**Work item**
Return the full set of entries below exactly, leaving every image out.

**Data provided**
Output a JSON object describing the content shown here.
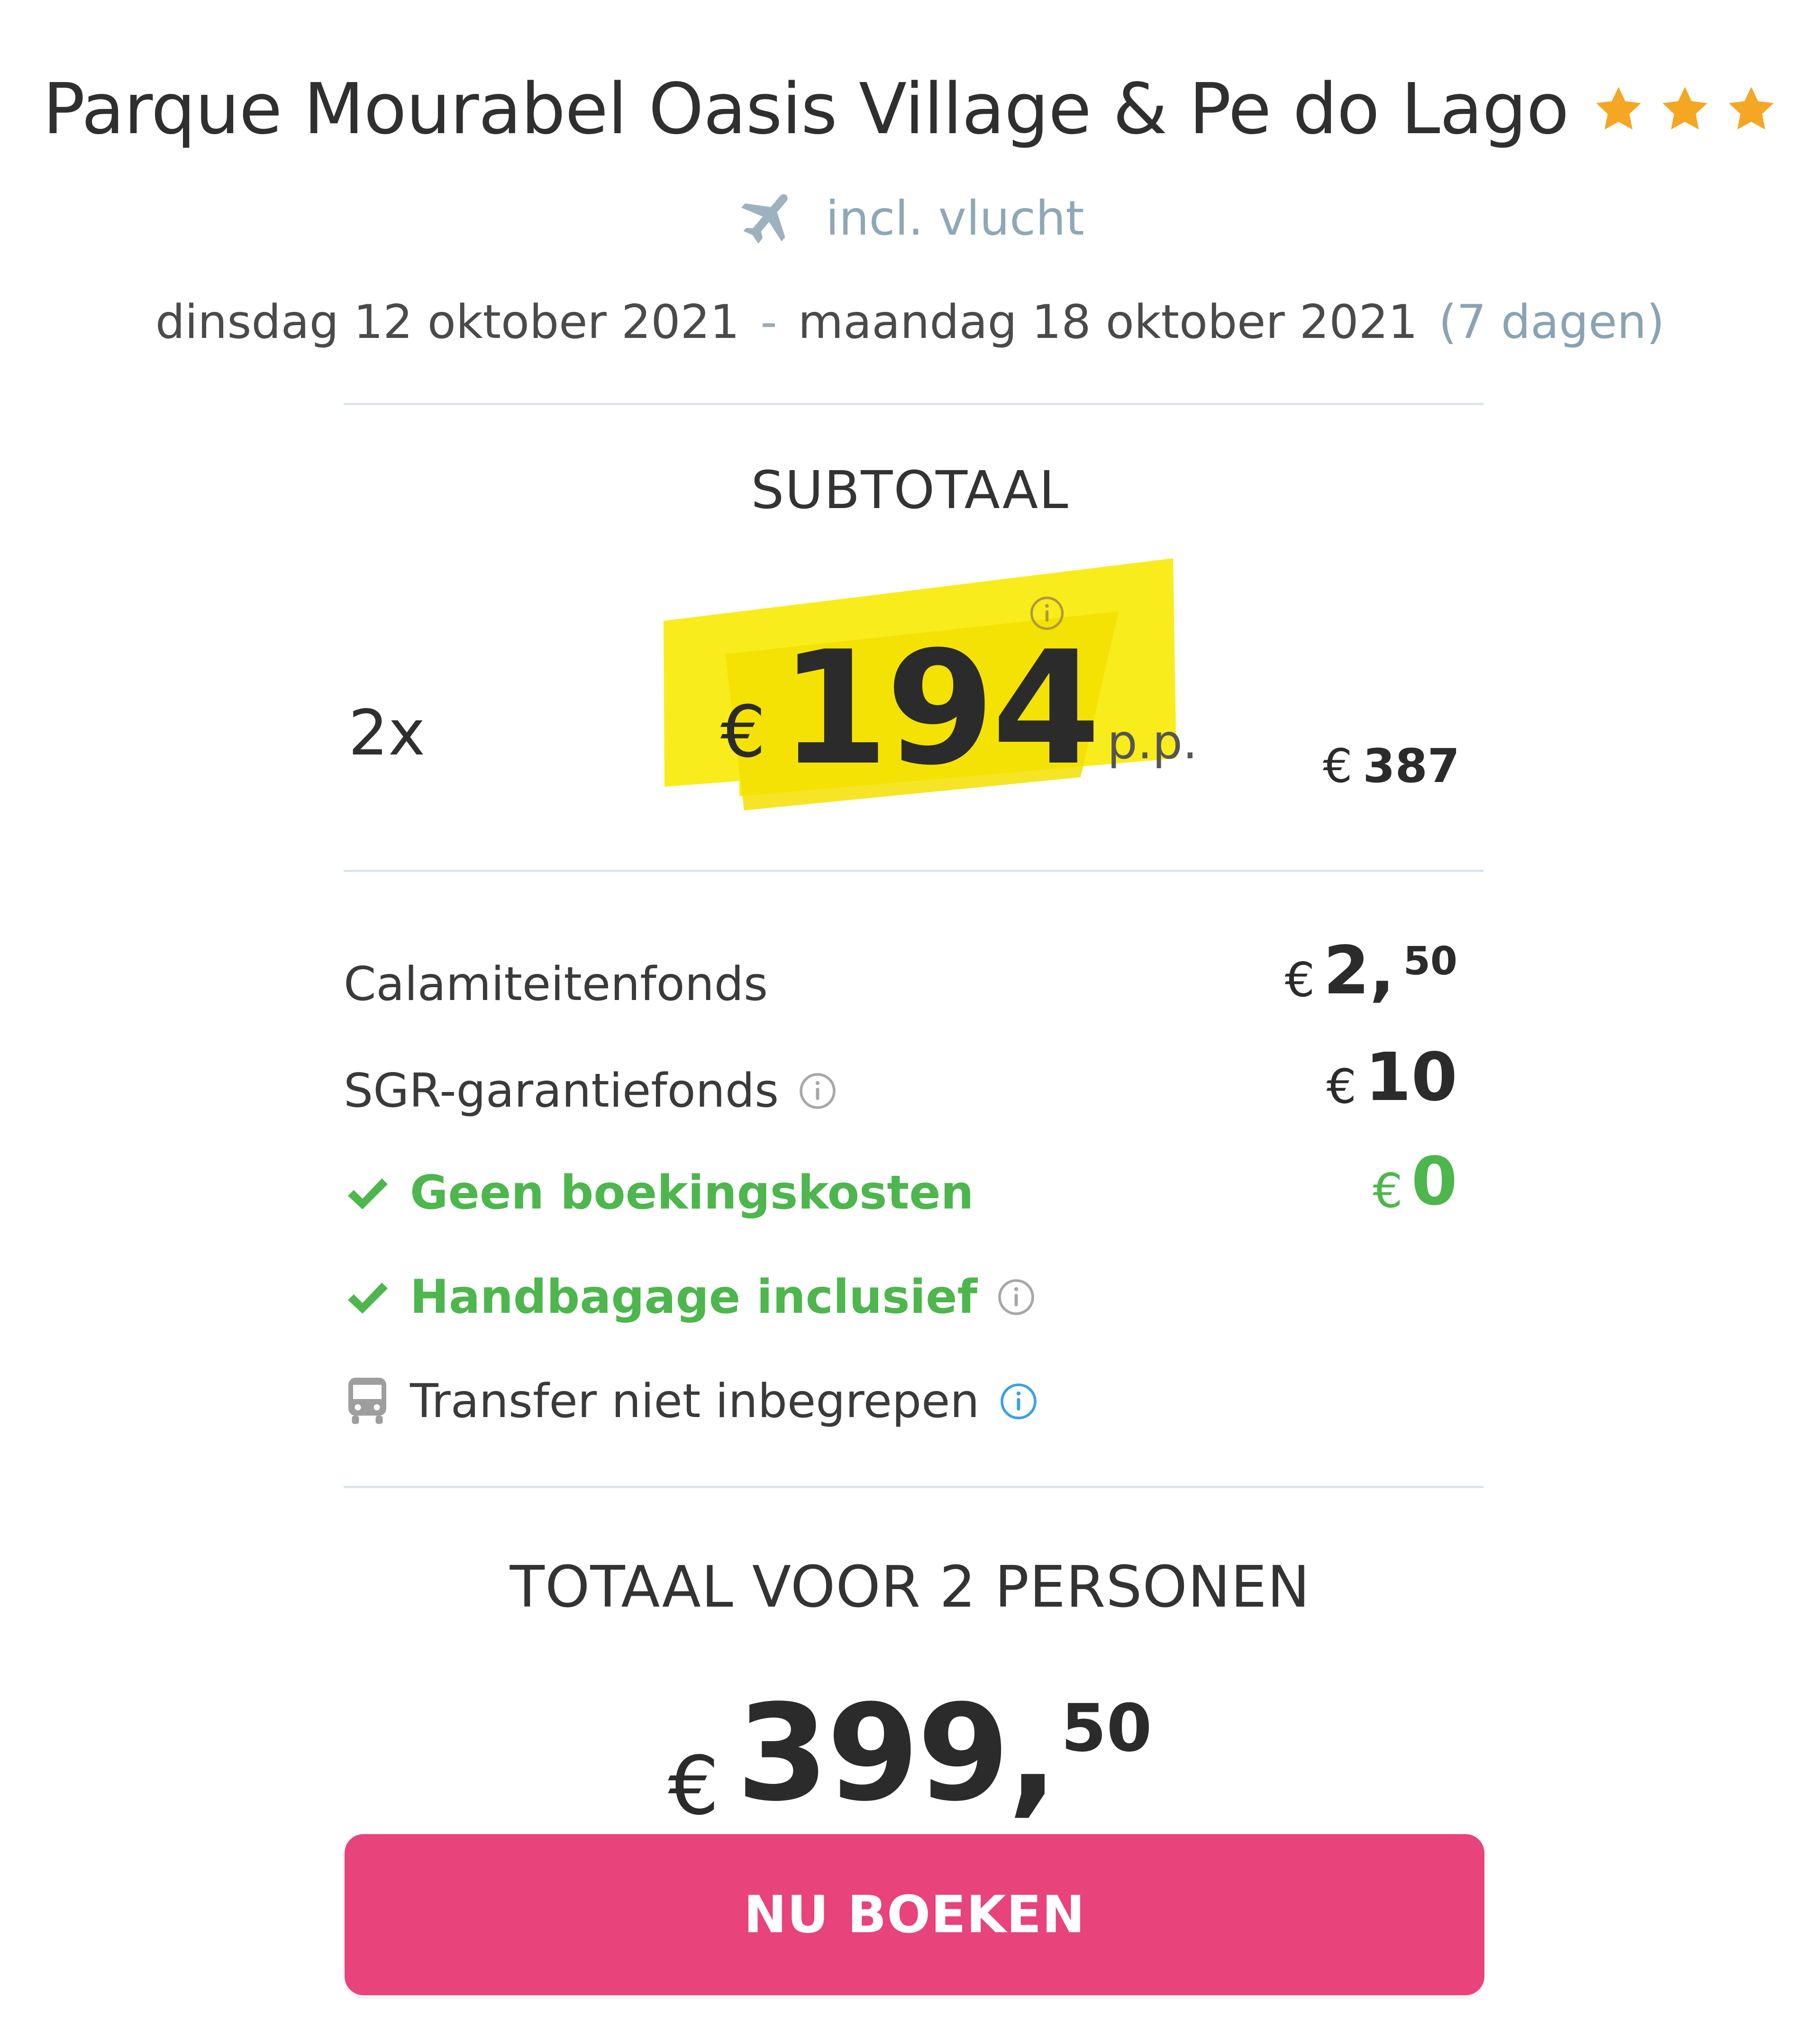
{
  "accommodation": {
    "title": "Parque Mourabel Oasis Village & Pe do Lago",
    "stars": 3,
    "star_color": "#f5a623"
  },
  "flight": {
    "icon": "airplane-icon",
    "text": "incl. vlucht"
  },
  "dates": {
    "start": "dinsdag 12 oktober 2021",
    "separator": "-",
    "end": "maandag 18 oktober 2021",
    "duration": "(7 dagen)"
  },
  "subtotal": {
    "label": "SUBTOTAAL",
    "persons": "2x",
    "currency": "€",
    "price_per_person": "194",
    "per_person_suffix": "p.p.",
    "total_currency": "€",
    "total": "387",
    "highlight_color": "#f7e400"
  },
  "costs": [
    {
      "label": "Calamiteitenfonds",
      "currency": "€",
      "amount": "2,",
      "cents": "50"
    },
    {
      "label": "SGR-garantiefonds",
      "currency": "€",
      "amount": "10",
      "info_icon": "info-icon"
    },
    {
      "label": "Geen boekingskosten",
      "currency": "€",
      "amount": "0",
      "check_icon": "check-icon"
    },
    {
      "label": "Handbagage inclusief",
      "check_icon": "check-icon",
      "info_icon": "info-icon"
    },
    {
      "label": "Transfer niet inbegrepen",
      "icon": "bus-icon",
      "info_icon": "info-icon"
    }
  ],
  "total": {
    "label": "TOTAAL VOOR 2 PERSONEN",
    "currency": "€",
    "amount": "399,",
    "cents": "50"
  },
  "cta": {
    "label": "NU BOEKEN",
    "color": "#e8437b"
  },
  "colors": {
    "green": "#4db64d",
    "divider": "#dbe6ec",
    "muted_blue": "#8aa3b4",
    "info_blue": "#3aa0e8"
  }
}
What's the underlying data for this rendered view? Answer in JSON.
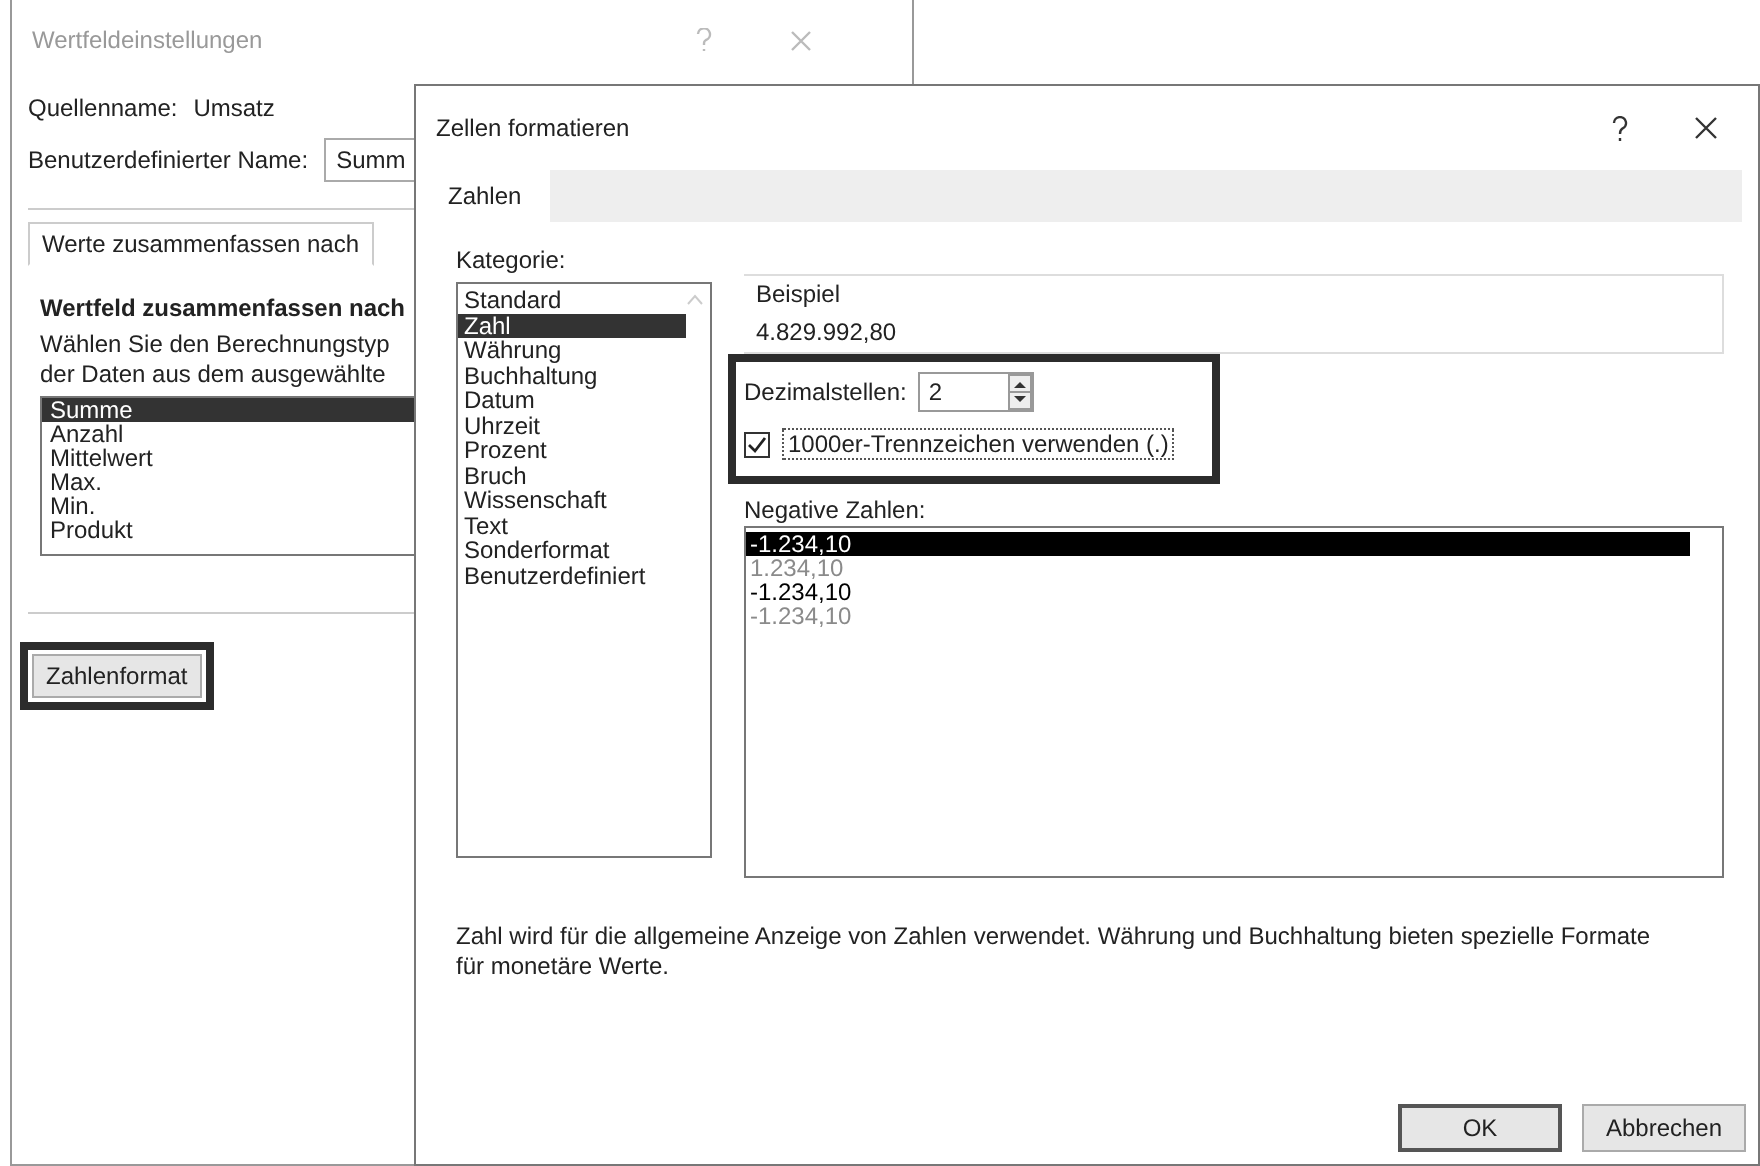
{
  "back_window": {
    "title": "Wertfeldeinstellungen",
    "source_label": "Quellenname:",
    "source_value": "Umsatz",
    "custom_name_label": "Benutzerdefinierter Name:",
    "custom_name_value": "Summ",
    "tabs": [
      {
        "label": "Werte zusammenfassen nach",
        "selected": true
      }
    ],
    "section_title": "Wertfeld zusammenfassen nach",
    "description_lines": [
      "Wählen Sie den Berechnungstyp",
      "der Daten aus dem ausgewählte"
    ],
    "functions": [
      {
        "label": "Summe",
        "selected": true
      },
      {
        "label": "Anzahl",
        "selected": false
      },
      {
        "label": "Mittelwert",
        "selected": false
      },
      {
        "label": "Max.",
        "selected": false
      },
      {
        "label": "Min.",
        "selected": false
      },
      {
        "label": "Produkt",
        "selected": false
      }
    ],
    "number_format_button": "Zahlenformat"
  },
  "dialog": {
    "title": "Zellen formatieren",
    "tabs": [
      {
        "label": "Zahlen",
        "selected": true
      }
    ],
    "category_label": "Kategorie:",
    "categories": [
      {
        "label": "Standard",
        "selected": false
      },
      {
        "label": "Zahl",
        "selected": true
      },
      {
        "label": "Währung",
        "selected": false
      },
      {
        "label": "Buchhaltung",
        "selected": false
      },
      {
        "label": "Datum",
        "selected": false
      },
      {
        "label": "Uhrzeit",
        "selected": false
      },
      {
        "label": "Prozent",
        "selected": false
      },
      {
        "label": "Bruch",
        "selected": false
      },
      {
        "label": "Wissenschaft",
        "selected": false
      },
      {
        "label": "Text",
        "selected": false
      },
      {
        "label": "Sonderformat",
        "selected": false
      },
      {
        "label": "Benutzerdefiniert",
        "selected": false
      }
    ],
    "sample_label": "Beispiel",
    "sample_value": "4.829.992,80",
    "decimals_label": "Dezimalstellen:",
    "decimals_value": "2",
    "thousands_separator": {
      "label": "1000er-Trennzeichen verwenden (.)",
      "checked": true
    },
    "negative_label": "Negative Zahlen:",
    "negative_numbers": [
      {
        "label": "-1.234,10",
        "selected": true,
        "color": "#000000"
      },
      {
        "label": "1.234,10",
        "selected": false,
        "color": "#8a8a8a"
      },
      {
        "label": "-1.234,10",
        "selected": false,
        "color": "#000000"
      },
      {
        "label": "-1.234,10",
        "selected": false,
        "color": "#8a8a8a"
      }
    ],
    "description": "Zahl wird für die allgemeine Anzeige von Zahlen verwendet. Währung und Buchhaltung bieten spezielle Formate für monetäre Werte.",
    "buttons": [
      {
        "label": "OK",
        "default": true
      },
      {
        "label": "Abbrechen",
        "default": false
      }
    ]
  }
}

**Answer space**
Output a JSON object describing the content shown here.
{
  "accommodation": {
    "title": "Parque Mourabel Oasis Village & Pe do Lago",
    "stars": 3,
    "star_color": "#f5a623"
  },
  "flight": {
    "icon": "airplane-icon",
    "text": "incl. vlucht"
  },
  "dates": {
    "start": "dinsdag 12 oktober 2021",
    "separator": "-",
    "end": "maandag 18 oktober 2021",
    "duration": "(7 dagen)"
  },
  "subtotal": {
    "label": "SUBTOTAAL",
    "persons": "2x",
    "currency": "€",
    "price_per_person": "194",
    "per_person_suffix": "p.p.",
    "total_currency": "€",
    "total": "387",
    "highlight_color": "#f7e400"
  },
  "costs": [
    {
      "label": "Calamiteitenfonds",
      "currency": "€",
      "amount": "2,",
      "cents": "50"
    },
    {
      "label": "SGR-garantiefonds",
      "currency": "€",
      "amount": "10",
      "info_icon": "info-icon"
    },
    {
      "label": "Geen boekingskosten",
      "currency": "€",
      "amount": "0",
      "check_icon": "check-icon"
    },
    {
      "label": "Handbagage inclusief",
      "check_icon": "check-icon",
      "info_icon": "info-icon"
    },
    {
      "label": "Transfer niet inbegrepen",
      "icon": "bus-icon",
      "info_icon": "info-icon"
    }
  ],
  "total": {
    "label": "TOTAAL VOOR 2 PERSONEN",
    "currency": "€",
    "amount": "399,",
    "cents": "50"
  },
  "cta": {
    "label": "NU BOEKEN",
    "color": "#e8437b"
  },
  "colors": {
    "green": "#4db64d",
    "divider": "#dbe6ec",
    "muted_blue": "#8aa3b4",
    "info_blue": "#3aa0e8"
  }
}
What's the underlying data for this rendered view? Answer in JSON.
{
  "back_window": {
    "title": "Wertfeldeinstellungen",
    "source_label": "Quellenname:",
    "source_value": "Umsatz",
    "custom_name_label": "Benutzerdefinierter Name:",
    "custom_name_value": "Summ",
    "tabs": [
      {
        "label": "Werte zusammenfassen nach",
        "selected": true
      }
    ],
    "section_title": "Wertfeld zusammenfassen nach",
    "description_lines": [
      "Wählen Sie den Berechnungstyp",
      "der Daten aus dem ausgewählte"
    ],
    "functions": [
      {
        "label": "Summe",
        "selected": true
      },
      {
        "label": "Anzahl",
        "selected": false
      },
      {
        "label": "Mittelwert",
        "selected": false
      },
      {
        "label": "Max.",
        "selected": false
      },
      {
        "label": "Min.",
        "selected": false
      },
      {
        "label": "Produkt",
        "selected": false
      }
    ],
    "number_format_button": "Zahlenformat"
  },
  "dialog": {
    "title": "Zellen formatieren",
    "tabs": [
      {
        "label": "Zahlen",
        "selected": true
      }
    ],
    "category_label": "Kategorie:",
    "categories": [
      {
        "label": "Standard",
        "selected": false
      },
      {
        "label": "Zahl",
        "selected": true
      },
      {
        "label": "Währung",
        "selected": false
      },
      {
        "label": "Buchhaltung",
        "selected": false
      },
      {
        "label": "Datum",
        "selected": false
      },
      {
        "label": "Uhrzeit",
        "selected": false
      },
      {
        "label": "Prozent",
        "selected": false
      },
      {
        "label": "Bruch",
        "selected": false
      },
      {
        "label": "Wissenschaft",
        "selected": false
      },
      {
        "label": "Text",
        "selected": false
      },
      {
        "label": "Sonderformat",
        "selected": false
      },
      {
        "label": "Benutzerdefiniert",
        "selected": false
      }
    ],
    "sample_label": "Beispiel",
    "sample_value": "4.829.992,80",
    "decimals_label": "Dezimalstellen:",
    "decimals_value": "2",
    "thousands_separator": {
      "label": "1000er-Trennzeichen verwenden (.)",
      "checked": true
    },
    "negative_label": "Negative Zahlen:",
    "negative_numbers": [
      {
        "label": "-1.234,10",
        "selected": true,
        "color": "#000000"
      },
      {
        "label": "1.234,10",
        "selected": false,
        "color": "#8a8a8a"
      },
      {
        "label": "-1.234,10",
        "selected": false,
        "color": "#000000"
      },
      {
        "label": "-1.234,10",
        "selected": false,
        "color": "#8a8a8a"
      }
    ],
    "description": "Zahl wird für die allgemeine Anzeige von Zahlen verwendet. Währung und Buchhaltung bieten spezielle Formate für monetäre Werte.",
    "buttons": [
      {
        "label": "OK",
        "default": true
      },
      {
        "label": "Abbrechen",
        "default": false
      }
    ]
  }
}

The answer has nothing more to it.